The Fruit of Self-Control

Galatians 5:22–23 (NKJV)
22 But the fruit of the Spirit is love, joy, peace, patience, kindness, goodness, faithfulness, 23 gentleness, self-control. Against such there is no law.

Today we conclude our meditations on the fruit of the Spirit with self-control. Permit me to use this as an opportunity to clarify some things I said last week about gossip.

One of the chief obligations that we have as the people of God is to exercise self-control over our tongues. Providing that we are exercising self-control, there are times when speaking about an individual or situation is not gossip. For example, it is not gossip to seek counsel. If you were struggling with a decision, endeavoring to act in wisdom, then Solomon would urge you to seek counsel. Seeking counsel necessitates that you explain the situation about which you need counsel. Remember that the principle the Shunammite revealed was that we beware telling our problems to those who are not part of the solution. Seeking counsel is not gossip because the person to whom you are speaking is part of the solution – but beware gossiping under cover of seeking counsel.

Likewise, speaking is not gossip when you are endeavoring to understand. Paul commands wives to be quiet in the public assembly and to ask their husbands at home if there is something they do not understand. And Solomon urges us to seek for understanding like silver or gold. This implies that seeking understanding, asking questions, is not gossip provided that we’re prepared to learn from the questions we’re asking and that we’re not simply asking questions to vent the matter more openly.

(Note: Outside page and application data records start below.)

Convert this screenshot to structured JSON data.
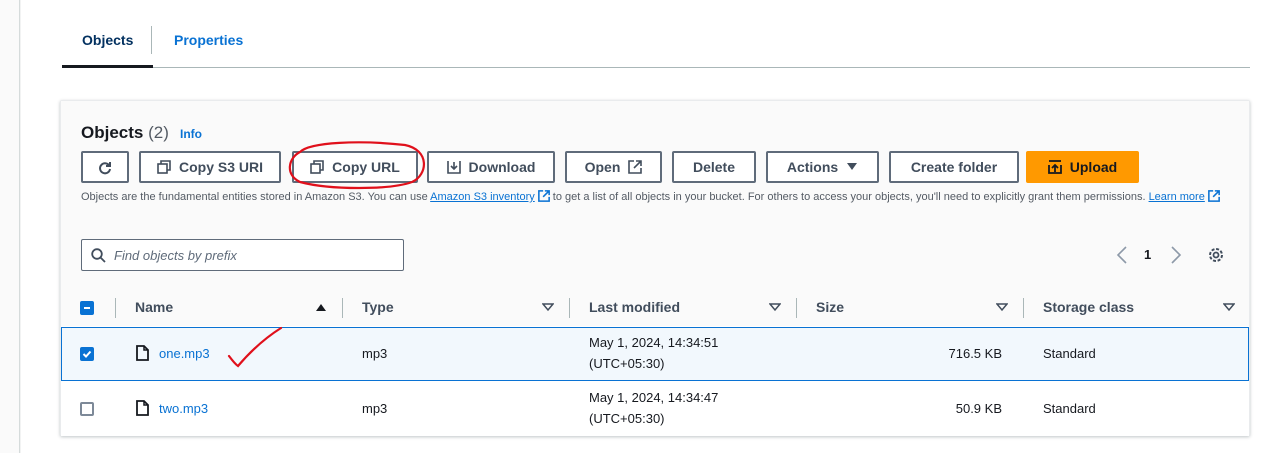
{
  "tabs": [
    {
      "label": "Objects",
      "active": true
    },
    {
      "label": "Properties",
      "active": false
    }
  ],
  "panel": {
    "title": "Objects",
    "count": "(2)",
    "info_label": "Info"
  },
  "toolbar": {
    "copy_s3_uri": "Copy S3 URI",
    "copy_url": "Copy URL",
    "download": "Download",
    "open": "Open",
    "delete": "Delete",
    "actions": "Actions",
    "create_folder": "Create folder",
    "upload": "Upload"
  },
  "description": {
    "part1": "Objects are the fundamental entities stored in Amazon S3. You can use ",
    "link1": "Amazon S3 inventory",
    "part2": " to get a list of all objects in your bucket. For others to access your objects, you'll need to explicitly grant them permissions. ",
    "link2": "Learn more"
  },
  "search": {
    "placeholder": "Find objects by prefix",
    "value": ""
  },
  "pagination": {
    "current_page": "1"
  },
  "table": {
    "columns": [
      "Name",
      "Type",
      "Last modified",
      "Size",
      "Storage class"
    ],
    "rows": [
      {
        "name": "one.mp3",
        "type": "mp3",
        "modified_date": "May 1, 2024, 14:34:51",
        "modified_tz": "(UTC+05:30)",
        "size": "716.5 KB",
        "storage_class": "Standard",
        "selected": true
      },
      {
        "name": "two.mp3",
        "type": "mp3",
        "modified_date": "May 1, 2024, 14:34:47",
        "modified_tz": "(UTC+05:30)",
        "size": "50.9 KB",
        "storage_class": "Standard",
        "selected": false
      }
    ]
  },
  "colors": {
    "link": "#0972d3",
    "upload": "#ff9900",
    "annotation": "#e0101b"
  },
  "icons": [
    "refresh-icon",
    "copy-icon",
    "download-icon",
    "external-link-icon",
    "caret-down-icon",
    "upload-icon",
    "search-icon",
    "chevron-left-icon",
    "chevron-right-icon",
    "gear-icon",
    "sort-ascending-icon",
    "sort-descending-icon",
    "file-icon"
  ]
}
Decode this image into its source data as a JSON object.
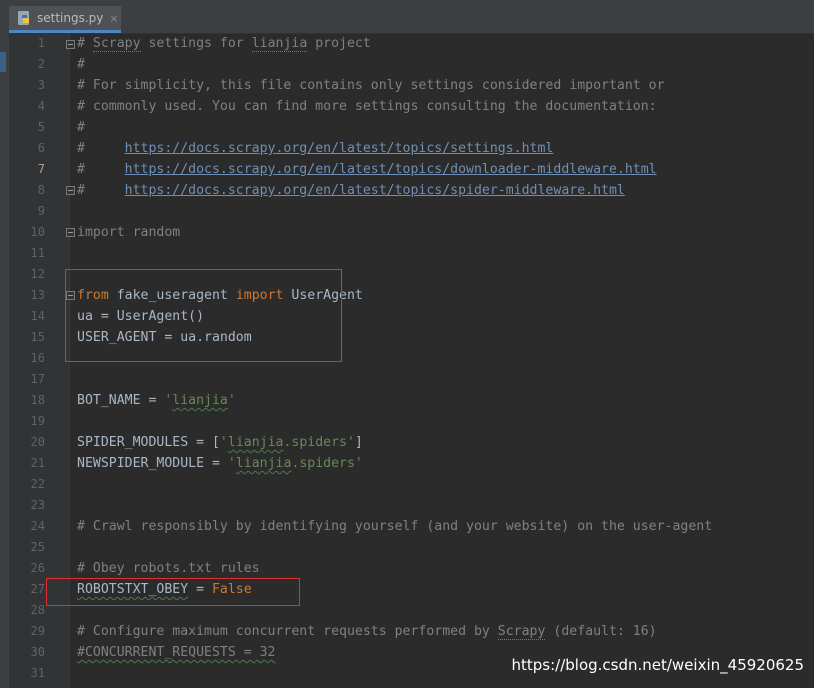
{
  "tab": {
    "filename": "settings.py",
    "close": "×",
    "icon": "python-file-icon"
  },
  "current_line": 7,
  "line_numbers": [
    "1",
    "2",
    "3",
    "4",
    "5",
    "6",
    "7",
    "8",
    "9",
    "10",
    "11",
    "12",
    "13",
    "14",
    "15",
    "16",
    "17",
    "18",
    "19",
    "20",
    "21",
    "22",
    "23",
    "24",
    "25",
    "26",
    "27",
    "28",
    "29",
    "30",
    "31"
  ],
  "code": {
    "l1_a": "# ",
    "l1_scrapy": "Scrapy",
    "l1_b": " settings for ",
    "l1_lianjia": "lianjia",
    "l1_c": " project",
    "l2": "#",
    "l3": "# For simplicity, this file contains only settings considered important or",
    "l4": "# commonly used. You can find more settings consulting the documentation:",
    "l5": "#",
    "l6_hash": "#     ",
    "l6_url": "https://docs.scrapy.org/en/latest/topics/settings.html",
    "l7_hash": "#     ",
    "l7_url": "https://docs.scrapy.org/en/latest/topics/downloader-middleware.html",
    "l8_hash": "#     ",
    "l8_url": "https://docs.scrapy.org/en/latest/topics/spider-middleware.html",
    "l10_kw": "import",
    "l10_rest": " random",
    "l13_from": "from",
    "l13_mod": " fake_useragent ",
    "l13_import": "import",
    "l13_name": " UserAgent",
    "l14": "ua = UserAgent()",
    "l15": "USER_AGENT = ua.random",
    "l18_a": "BOT_NAME = ",
    "l18_q1": "'",
    "l18_s": "lianjia",
    "l18_q2": "'",
    "l20_a": "SPIDER_MODULES = [",
    "l20_q1": "'",
    "l20_s": "lianjia",
    "l20_s2": ".spiders'",
    "l20_b": "]",
    "l21_a": "NEWSPIDER_MODULE = ",
    "l21_q1": "'",
    "l21_s": "lianjia",
    "l21_s2": ".spiders'",
    "l24": "# Crawl responsibly by identifying yourself (and your website) on the user-agent",
    "l26": "# Obey robots.txt rules",
    "l27_a": "ROBOTSTXT_OBEY",
    "l27_b": " = ",
    "l27_c": "False",
    "l29_a": "# Configure maximum concurrent requests performed by ",
    "l29_scrapy": "Scrapy",
    "l29_b": " (default: 16)",
    "l30": "#CONCURRENT_REQUESTS = 32"
  },
  "watermark": "https://blog.csdn.net/weixin_45920625",
  "colors": {
    "background": "#2b2b2b",
    "gutter": "#313335",
    "keyword": "#cc7832",
    "string": "#6a8759",
    "comment": "#808080",
    "highlight_box": "#e03030"
  }
}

Finally, Scripture tells us that it is not always wrong to speak negatively, even harshly, about specific individuals, provided that such words are in accordance with God’s judgment. Jesus calls Herod a fox, Paul called down a public curse on Alexander the coppersmith, and John in his third epistle rebukes Diotrephes publicly for his arrogance and pride. If the charge is accurate then it is not always wrong to pronounce such – indeed, at times, it may be wrong not to do so. The important point is that in all cases, we must exercise self-control – governing our tongues in accordance with God’s Word.

James warns us that “the tongue is a fire, a world of iniquity” (3:6). With the tongue we can bless our neighbor and with the tongue we can destroy a city. So Solomon observes that “Whoever guards his mouth and tongue keeps his soul from troubles” (Pr 21:23). Our tongues can get us into trouble not only with men but with God Himself. God hates a lying tongue; he hates those who cause strife; he hates talebearers and malicious gossips. God takes our tongues seriously.

Because of the seriousness with which God takes the tongue, the instruction of the Church is to address sins of the tongue routinely. Paul contrasts righteous elders with “idle talkers” – those who pratter on and on about their own opinions rather than speaking the Word of God. He commands that deacons not be “double-tongued” – speaking this way and that just to gain the approval of others. Rather, they must be men who speak the truth with integrity. Paul also insists that the female assistants to the deacons are not to be slanderers – that is, those who use their tongues to destroy the credibility of others. And in his letter to Titus, Paul urges Titus to instruct the older women according to the same principle. We must govern our tongues. We must exercise self-control in our use of the tongue.

So reminded of our calling and obligation to manifest self-control in the use of our tongues, let us kneel and confess that we have often failed to do so. We will have a time of silent confession followed by the corporate confession found in your bulletin.